  3. Any person parking in the special spaces reserved for Amtrak passengers, which are indicated by painted yellow stripes, can park for free, if they can find an empty space.
  4. Any person parking in the One Hour Parking row at Saybrook Junction can park for free for one hour.
  5. Any person parking outside the Saybrook Junction parking lot, such as along the side of North Main Street, can park for free.
  6. Any handicapped person can park for free in handicapped spaces at the Saybrook Junction parking lot at the station. However, the handicapped parking spaces in the Pizza Works restaurant area require eating at the restaurant at the time of their use.
  7. Any person that parks in Saybrook Junction’s  parking spaces, which do not fit one of the above “park free” categories, must pay $5 a day for parking. Furthermore, if a person, who is required to pay, wants to park for more than one day, they must pay in advance for the multiple days and display their daily receipts, so they can be seen by the attendants.
  8. As a general rule those persons parking in spaces that are bordered by white stripes are required to pay the $5 a day parking fee.

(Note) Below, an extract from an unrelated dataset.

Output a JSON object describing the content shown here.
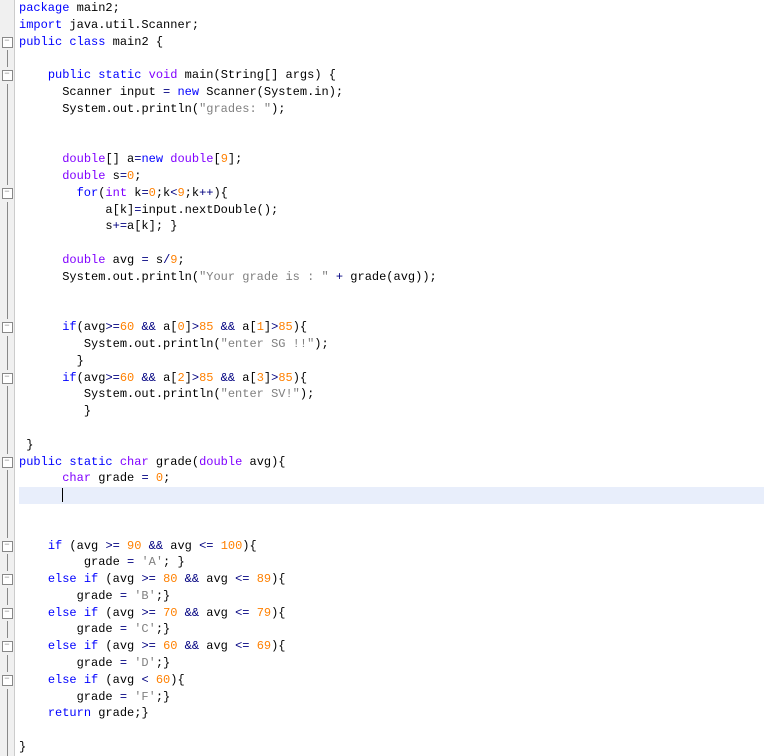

David Adams, the partner-owner of the Saybrook Junction, said in a recent interview that by instituting charges for parking on their parking lot, “We wanted to get the situation under control and to alleviate the pressure.” Asked about what he felt about those people who are not paying for parking, when they should be, he said, “If there is a ten percent slippage, so what.”

Even with the slippage it appears that charging for parking on   Saybrook Junction’s property at the railroad station is making money. “It’s profitable,” is the way Adams puts it.

Share